• [Your instructions] Only the lines holding "Page" are wanted. Copy every one from the records below.

□ □ □ □ □

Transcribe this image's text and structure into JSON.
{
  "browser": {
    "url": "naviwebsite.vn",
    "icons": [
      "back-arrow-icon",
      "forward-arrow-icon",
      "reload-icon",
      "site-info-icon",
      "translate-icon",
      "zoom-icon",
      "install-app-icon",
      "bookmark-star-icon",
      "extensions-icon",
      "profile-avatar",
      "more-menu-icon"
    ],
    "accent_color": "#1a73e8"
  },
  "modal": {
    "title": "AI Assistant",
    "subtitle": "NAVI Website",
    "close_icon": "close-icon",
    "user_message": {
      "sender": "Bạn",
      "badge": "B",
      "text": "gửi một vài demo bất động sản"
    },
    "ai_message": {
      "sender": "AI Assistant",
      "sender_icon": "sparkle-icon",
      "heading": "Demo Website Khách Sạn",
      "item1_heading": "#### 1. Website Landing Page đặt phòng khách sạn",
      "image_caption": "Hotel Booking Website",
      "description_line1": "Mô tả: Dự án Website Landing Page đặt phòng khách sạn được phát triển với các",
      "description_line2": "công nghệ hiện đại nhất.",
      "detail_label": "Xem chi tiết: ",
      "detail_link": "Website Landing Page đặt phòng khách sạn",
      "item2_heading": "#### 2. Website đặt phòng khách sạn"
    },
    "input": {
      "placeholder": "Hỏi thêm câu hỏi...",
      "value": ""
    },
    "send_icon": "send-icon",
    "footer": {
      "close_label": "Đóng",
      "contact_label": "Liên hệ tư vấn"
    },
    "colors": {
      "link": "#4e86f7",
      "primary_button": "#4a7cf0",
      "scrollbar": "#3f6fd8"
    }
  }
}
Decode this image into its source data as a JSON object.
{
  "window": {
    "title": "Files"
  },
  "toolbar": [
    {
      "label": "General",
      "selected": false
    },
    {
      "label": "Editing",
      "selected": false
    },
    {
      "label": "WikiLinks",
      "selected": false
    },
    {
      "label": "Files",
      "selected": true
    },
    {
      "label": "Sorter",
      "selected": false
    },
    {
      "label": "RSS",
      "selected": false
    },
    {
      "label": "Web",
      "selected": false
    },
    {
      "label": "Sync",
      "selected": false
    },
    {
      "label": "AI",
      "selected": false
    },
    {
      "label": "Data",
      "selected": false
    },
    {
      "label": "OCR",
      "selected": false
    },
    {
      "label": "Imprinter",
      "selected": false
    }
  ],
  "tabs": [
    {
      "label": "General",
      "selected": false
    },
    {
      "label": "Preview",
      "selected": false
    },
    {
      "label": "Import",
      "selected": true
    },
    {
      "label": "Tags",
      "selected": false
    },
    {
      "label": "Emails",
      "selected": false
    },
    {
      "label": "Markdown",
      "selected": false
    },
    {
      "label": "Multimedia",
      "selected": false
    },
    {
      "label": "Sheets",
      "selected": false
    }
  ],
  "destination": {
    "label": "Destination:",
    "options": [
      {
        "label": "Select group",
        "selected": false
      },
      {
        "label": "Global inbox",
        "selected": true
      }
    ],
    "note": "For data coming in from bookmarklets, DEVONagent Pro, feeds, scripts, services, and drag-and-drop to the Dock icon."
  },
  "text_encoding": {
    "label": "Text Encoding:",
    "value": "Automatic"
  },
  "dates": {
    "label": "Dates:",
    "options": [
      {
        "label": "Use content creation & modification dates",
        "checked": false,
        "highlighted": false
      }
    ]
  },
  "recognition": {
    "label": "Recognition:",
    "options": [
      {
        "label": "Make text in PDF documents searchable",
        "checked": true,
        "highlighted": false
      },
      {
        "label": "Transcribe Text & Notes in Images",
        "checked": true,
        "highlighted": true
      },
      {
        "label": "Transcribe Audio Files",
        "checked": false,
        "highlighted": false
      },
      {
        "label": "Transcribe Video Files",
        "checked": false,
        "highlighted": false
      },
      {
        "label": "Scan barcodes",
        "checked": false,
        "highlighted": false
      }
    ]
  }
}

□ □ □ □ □

• [Your solution]
      "item1_heading": "#### 1. Website Landing Page đặt phòng khách sạn",
      "description_line1": "Mô tả: Dự án Website Landing Page đặt phòng khách sạn được phát triển với các",
      "detail_link": "Website Landing Page đặt phòng khách sạn",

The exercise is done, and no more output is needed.